In the book, the strong-willed co-leader is Jack Merridew. Jack leads his hunting team with good intentions of providing for the tribe.
Jim Jones of The Guyana Tragedy also originally had good intentions. Jim started out wanting to share Christianity with everyone equally. Although Jack and Jim began with good intentions, they soon started to gain some troubling characteristics. Jack becomes power hungry and is engrossed with hunting and killing the pigs on the island. Jim began to get power hungry as well. It seemed as if Jim no longer cared about the good of his people after being kicked out of the first Methodist church he led in Indiana. Although Jack has a distaste for authority and Jim loves it, both characters love twisting the rules to benefit themselves.
There is a very strong and distinct turning point in each story as well. The turning point for Jack in Lord of the Flies was the slaying of the pig. After this, Jack no longer possesses any civil characteristics. He loves the power of being able to take something's life even more than before. He becomes very insistent on loyalty. Jim seemed to change after visiting Father Divine. Jim took a group of young followers with him to see Father Divine.
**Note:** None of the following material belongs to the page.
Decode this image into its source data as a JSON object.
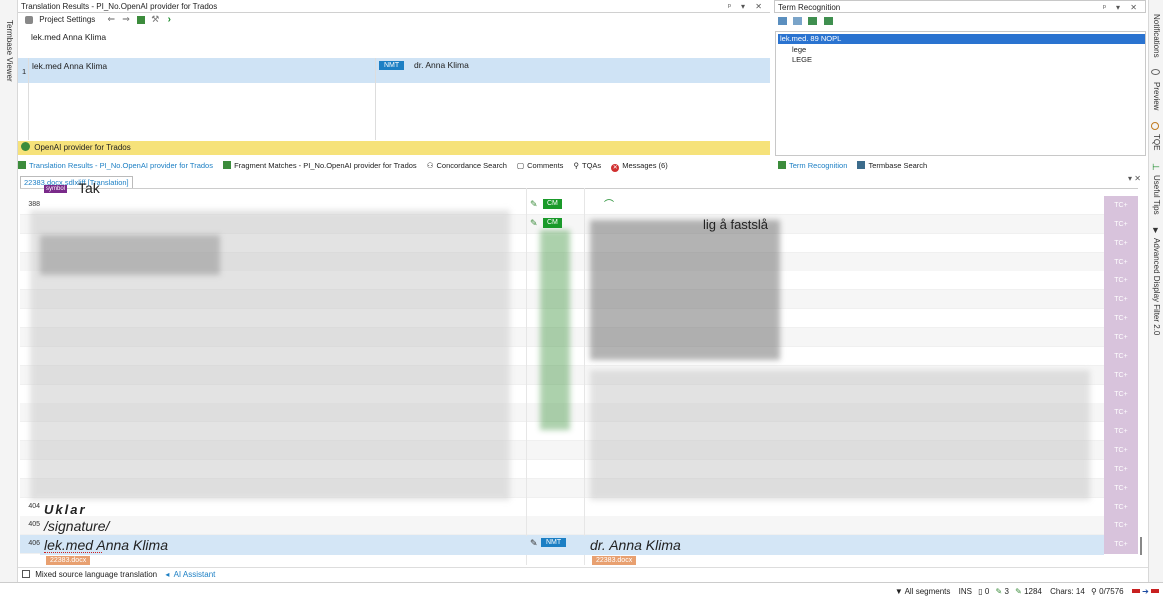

Not only did he return with Father Divine's worship songs, but also with his idea for the church. It was only after his meeting with Father divine that Jim began to insist that his followers be devoted to him as Jack did in Golding's book.
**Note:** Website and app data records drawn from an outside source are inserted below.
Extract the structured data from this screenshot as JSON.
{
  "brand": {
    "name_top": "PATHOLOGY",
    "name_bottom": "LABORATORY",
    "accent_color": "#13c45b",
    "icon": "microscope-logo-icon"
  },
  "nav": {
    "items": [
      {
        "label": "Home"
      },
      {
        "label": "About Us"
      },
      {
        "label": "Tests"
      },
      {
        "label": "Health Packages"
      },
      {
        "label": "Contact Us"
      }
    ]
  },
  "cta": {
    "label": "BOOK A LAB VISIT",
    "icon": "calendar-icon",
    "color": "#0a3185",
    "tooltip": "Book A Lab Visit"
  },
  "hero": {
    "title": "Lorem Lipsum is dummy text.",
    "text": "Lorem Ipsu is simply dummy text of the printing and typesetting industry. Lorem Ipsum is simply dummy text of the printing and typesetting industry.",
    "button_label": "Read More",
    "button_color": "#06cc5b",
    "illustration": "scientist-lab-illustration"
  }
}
After this turning point, Jack becomes even more brutal than before. Anyone who threatens his authority or power is to be hunted down and killed. He uses scare tactics to scare his followers into fidelity. Jack's group makes two relocations during the book: one to Castle Rock, and one to the pig's head. Jim also relocated to Jonestown and he began to terrorize his followers with threats of death if they were disloyal. He enlisted a group of interrogators that would hunt down members of his church that left. The interrogators would torture these people and if they could not be convinced to come back to the church, they would often be killed. Jim eventually scared his followers into enough loyalty that they killed themselves by drinking cyanide laced kool-aid after he instructed them to do so.
Both Jim and Jack were powerful leaders. Even though they both started off with good intentions, the evil within began to take over when put in a situation where it could be cultivated. The similarities between the two leaders and their stories are examples of how frighteningly accurate William Golding's representations of the world in the Lord of the Flies really are.